Andrew Sanderson talks about his expressive image of a canal in Manchester and how, by breaking the rules of composition, you can create successful images

Photo Insight with Andrew Sanderson

A renowned photographer, tutor, author and Ilford Master Printer, Andrew Sanderson offers practical tips on working with film and traditional darkroom techniques

This image was taken in an area of Manchester near Whitworth Street. Anyone living there will know exactly where this particular photograph was taken. The picture was produced around 20 years ago as part of a series of work about architecture in Manchester. Architectural photography, traditionally, has always been clear, crisp and shot using a large-format camera. Sometimes the image is in black & white and sometimes it’s in colour. The reason you see such vivid images is that the photographs are often produced for a client who wants to show off their building. However, I was so taken with Manchester’s architecture that I wanted to create something that was a little more expressive. It demanded to be treated in a different way.

I shot my images on 35mm and then produced paper negative prints. That is what has given the picture you see here its texture and the contrast. It has created a kind of drama, and a lot of the picture’s expressive quality essentially comes from the degradation of the image. It’s like the work from the Photo-Secessionists, who promoted photography as a fine art. It’s about achieving an impressionistic, artistic look that could be a charcoal drawing or an etching. You’re left with strong shapes. I have often found that fine detail is a slight drawback in large-format photography.

There is something lovely about using large negatives and getting beautiful prints from smooth negatives, but your subject matter has to be selected carefully. The detail can sometimes be all that people look at, which means they’re not focusing on the composition. They are just seeing what the camera can achieve on a technical level. For that reason, I’m drawn towards alternative processes such as paper negatives and gum printing.

This shot was taken from a bridge looking down onto the canal. From this perspective, at this time of day, the light was in the right place and it happened to coincide with the people you see on the left walking on the pavement. When I showed this picture to some friends they said it made them think of the kinds of German Expressionist films that appeared throughout the 1920s, particularly Fritz Lang’s 1927 film Metropolis. Once they said that, it was all I could think about every time I looked at the shot.

The inclusion of the people on the left adds a sense of mystery. More than that, it lends the image balance and a kind of symmetry. I could have waited until they were out of the frame, but something crucial would have been lost. In a sense, it would have been empty. When you’ve got figures walking in a shot, it is always a little tricky to capture them in a way that doesn’t make them look awkward. It could be that the legs look a little strange. If you’ve got three people walking, as in this shot, the timing is crucial. The legs need to be in a good position and each individual needs to be spaced out at just the right distance. If you get it wrong, it takes the edge off the image.
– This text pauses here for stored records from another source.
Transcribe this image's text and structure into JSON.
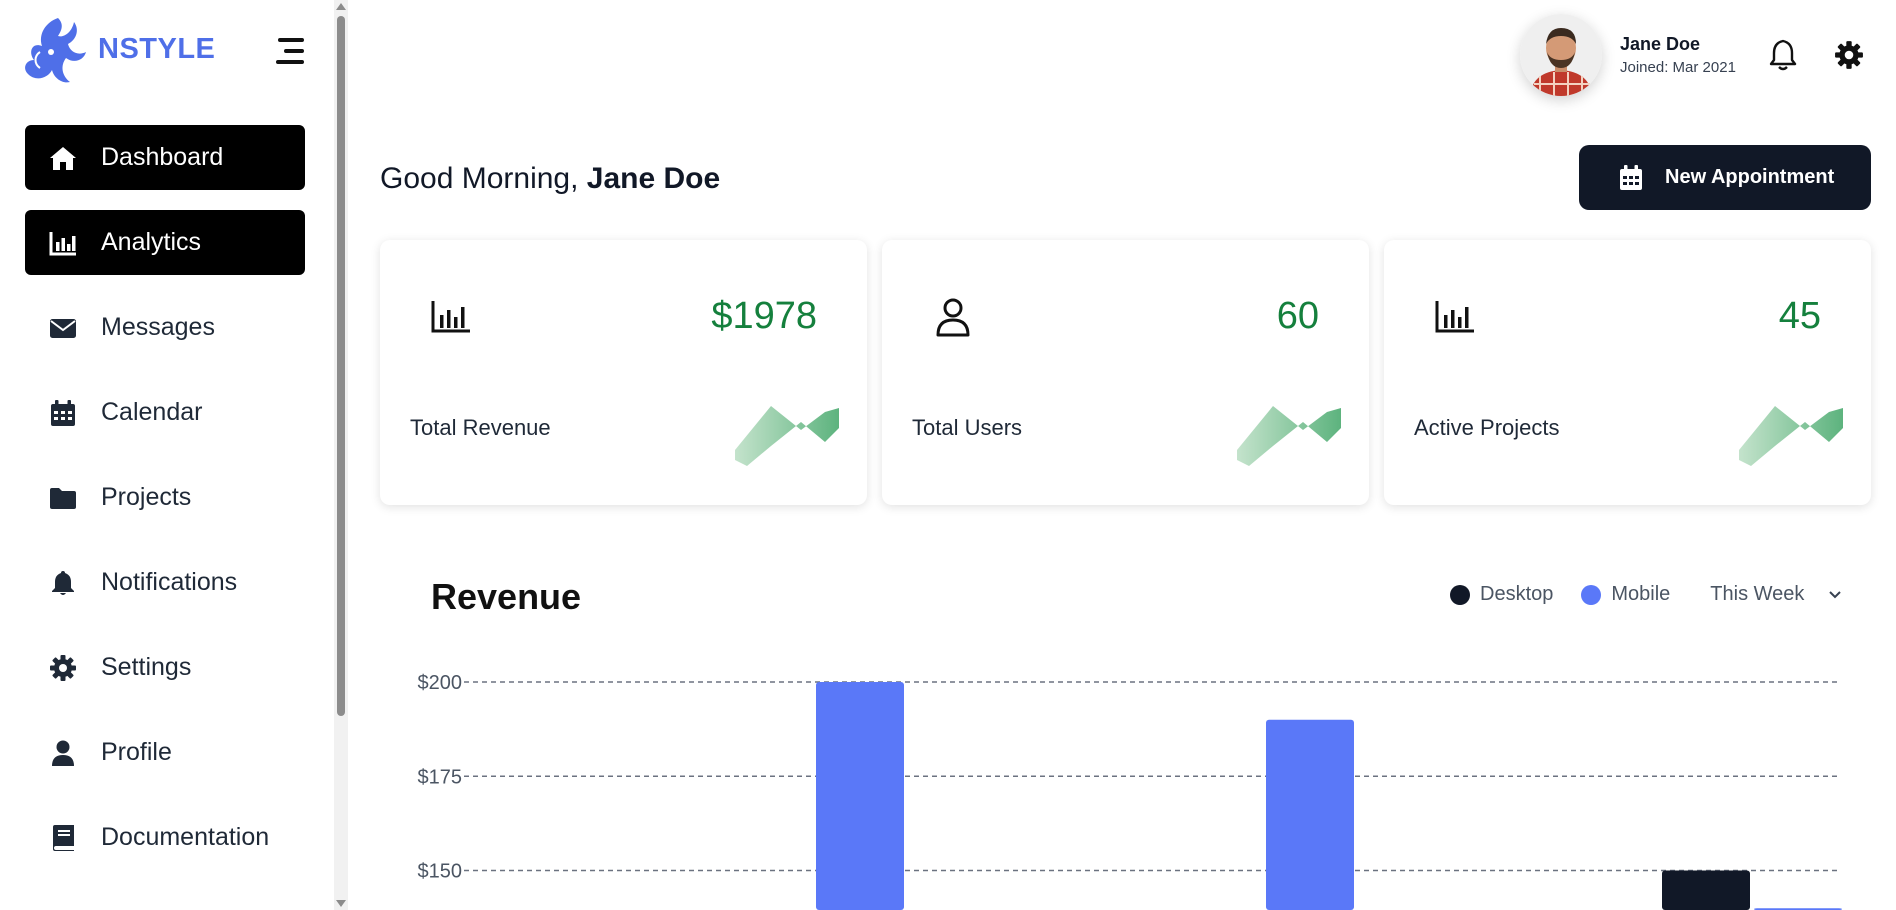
{
  "brand": {
    "name": "NSTYLE"
  },
  "nav": [
    {
      "label": "Dashboard",
      "icon": "home-icon",
      "active": true
    },
    {
      "label": "Analytics",
      "icon": "bar-chart-icon",
      "active": true
    },
    {
      "label": "Messages",
      "icon": "envelope-icon",
      "active": false
    },
    {
      "label": "Calendar",
      "icon": "calendar-icon",
      "active": false
    },
    {
      "label": "Projects",
      "icon": "folder-icon",
      "active": false
    },
    {
      "label": "Notifications",
      "icon": "bell-icon",
      "active": false
    },
    {
      "label": "Settings",
      "icon": "gear-icon",
      "active": false
    },
    {
      "label": "Profile",
      "icon": "user-icon",
      "active": false
    },
    {
      "label": "Documentation",
      "icon": "book-icon",
      "active": false
    }
  ],
  "user": {
    "name": "Jane Doe",
    "joined": "Joined: Mar 2021"
  },
  "greeting": {
    "prefix": "Good Morning,",
    "name": "Jane Doe"
  },
  "appointment_button": {
    "label": "New Appointment"
  },
  "stats": [
    {
      "label": "Total Revenue",
      "value": "$1978",
      "icon": "bar-chart-icon"
    },
    {
      "label": "Total Users",
      "value": "60",
      "icon": "user-outline-icon"
    },
    {
      "label": "Active Projects",
      "value": "45",
      "icon": "bar-chart-icon"
    }
  ],
  "revenue": {
    "title": "Revenue",
    "legend": {
      "desktop": "Desktop",
      "mobile": "Mobile"
    },
    "range": "This Week"
  },
  "colors": {
    "accent": "#5a78f8",
    "dark": "#111827",
    "positive": "#15803d"
  },
  "chart_data": {
    "type": "bar",
    "series": [
      {
        "name": "Desktop",
        "color": "#111827",
        "values": [
          null,
          null,
          150
        ]
      },
      {
        "name": "Mobile",
        "color": "#5a78f8",
        "values": [
          200,
          190,
          140
        ]
      }
    ],
    "ylabel": "",
    "yticks": [
      "$200",
      "$175",
      "$150"
    ],
    "ylim": [
      140,
      200
    ],
    "grid": true
  }
}
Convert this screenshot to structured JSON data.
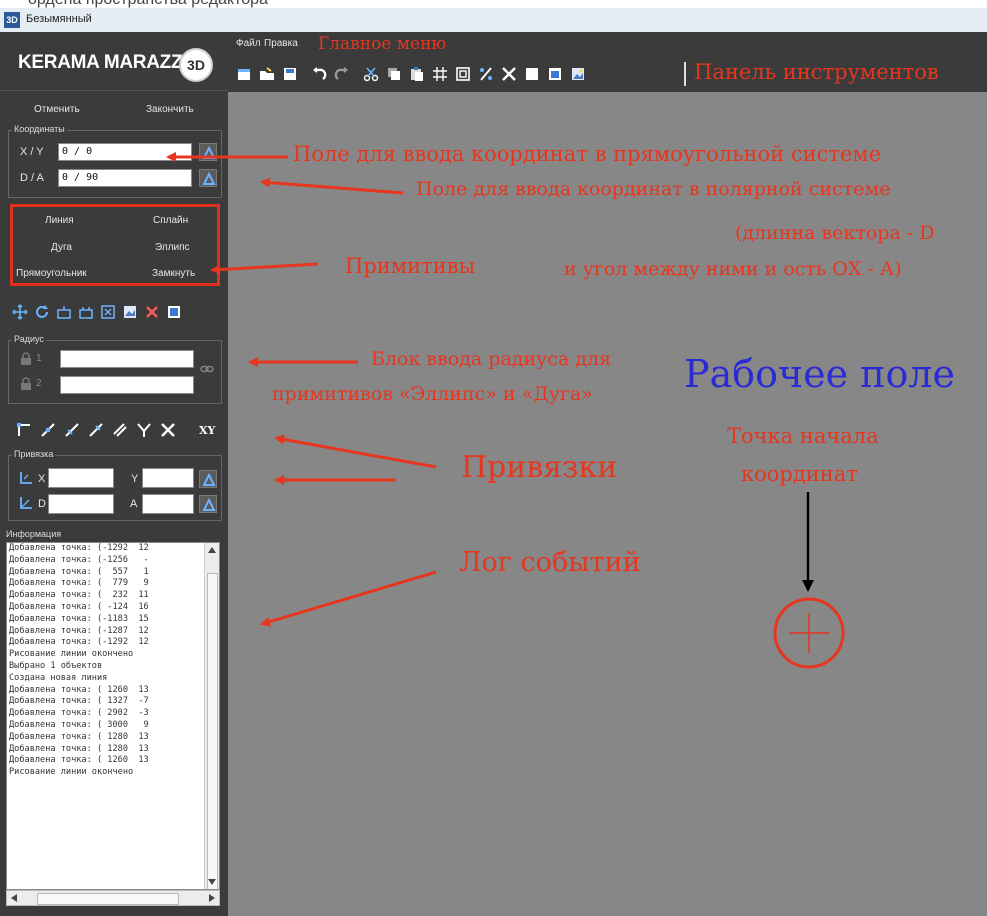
{
  "top_crop_text": "ордена пространства редактора",
  "window": {
    "icon": "3D",
    "title": "Безымянный"
  },
  "logo": {
    "text": "KERAMA MARAZZI",
    "badge": "3D"
  },
  "actions": {
    "undo_label": "Отменить",
    "finish_label": "Закончить"
  },
  "coords": {
    "legend": "Координаты",
    "xy_label": "X / Y",
    "xy_value": "0 / 0",
    "da_label": "D / A",
    "da_value": "0 / 90"
  },
  "primitives": {
    "line": "Линия",
    "spline": "Сплайн",
    "arc": "Дуга",
    "ellipse": "Эллипс",
    "rect": "Прямоугольник",
    "close": "Замкнуть"
  },
  "radius": {
    "legend": "Радиус",
    "r1": "1",
    "r2": "2"
  },
  "snaps": {
    "xy_text": "XY",
    "legend": "Привязка",
    "x_label": "X",
    "y_label": "Y",
    "d_label": "D",
    "a_label": "A"
  },
  "info": {
    "label": "Информация",
    "log": [
      "Добавлена точка: (-1292  12",
      "Добавлена точка: (-1256   -",
      "Добавлена точка: (  557   1",
      "Добавлена точка: (  779   9",
      "Добавлена точка: (  232  11",
      "Добавлена точка: ( -124  16",
      "Добавлена точка: (-1183  15",
      "Добавлена точка: (-1287  12",
      "Добавлена точка: (-1292  12",
      "Рисование линии окончено",
      "Выбрано 1 объектов",
      "Создана новая линия",
      "Добавлена точка: ( 1260  13",
      "Добавлена точка: ( 1327  -7",
      "Добавлена точка: ( 2902  -3",
      "Добавлена точка: ( 3000   9",
      "Добавлена точка: ( 1280  13",
      "Добавлена точка: ( 1280  13",
      "Добавлена точка: ( 1260  13",
      "Рисование линии окончено"
    ]
  },
  "menu": {
    "file": "Файл",
    "edit": "Правка"
  },
  "annotations": {
    "main_menu": "Главное меню",
    "toolbar": "Панель инструментов",
    "rect_field": "Поле для ввода координат в прямоугольной системе",
    "polar_field": "Поле для ввода координат в полярной системе",
    "polar_note_1": "(длинна вектора - D",
    "polar_note_2": "и угол между ними и ость ОХ - А)",
    "primitives": "Примитивы",
    "radius_1": "Блок ввода радиуса для",
    "radius_2": "примитивов «Эллипс» и «Дуга»",
    "work_area": "Рабочее поле",
    "origin_1": "Точка начала",
    "origin_2": "координат",
    "snaps": "Привязки",
    "log": "Лог событий"
  },
  "colors": {
    "panel": "#3b3b3b",
    "work": "#878787",
    "annotation_red": "#e8351e",
    "annotation_blue": "#2b2bd6"
  }
}
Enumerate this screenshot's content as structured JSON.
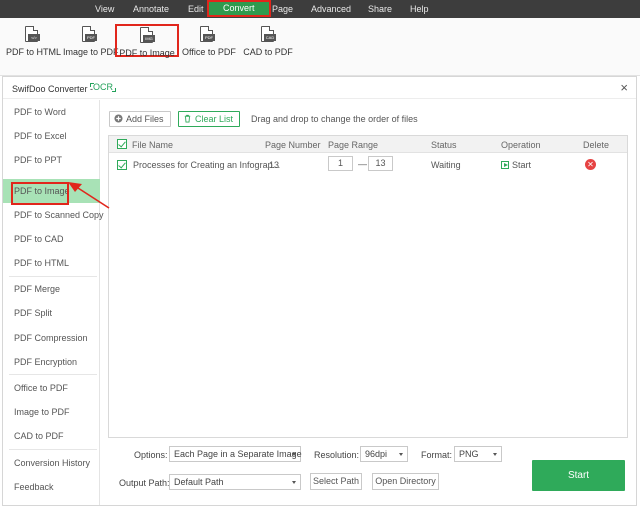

If you look at the gap between the buildings in the distance, there is a vertical line of sky that is reflected in the water of the canal. It’s pretty central to the shot and provides a good access point for the viewer’s eye. Then you have a cross line where the black pipes stretch from building to building. Again, they’re fairly central to the image. On the left-hand side of those pipes is a long, white, vertical line. That provides a balance with the strip of sky and its refection. There’s further balance in the slope of the roof on the right with the windows on the left. All these things are instinctive – it’s only in retrospect that I notice them.

This should be an uncomfortable and oppressive image in many ways, but because of the composition the eye is drawn, quite comfortably, into it. This is something that has to occur naturally when taking a photograph. If you think too much about composition, you’re going to miss your shot. It can also mean you become predictable in what you produce.

I’m a tutor at a college teaching photography and every so often my students will show me an image where they’ve followed the Rule of Thirds or the Golden Section. I always tell them to forget about that and create something unique, something interesting. There’s more to photography than following the rules of composition. I tell people to go into an art gallery and look at some of the beautiful paintings they have there. Look at the composition and notice how the painters don’t seem to be following any set rules. There doesn’t seem to be any established ideas of composition, so you start to ask questions. Why do these paintings work? How is my eye drawn into the scene? When you’ve looked at a lot of good work, you’ll begin to see your shots from an instinctive level.

Andrew Sanderson was talking to Oliver Atwell

If you would like to read more about paper negatives, Andrew’s book Paper Negative Photography is available from, price £15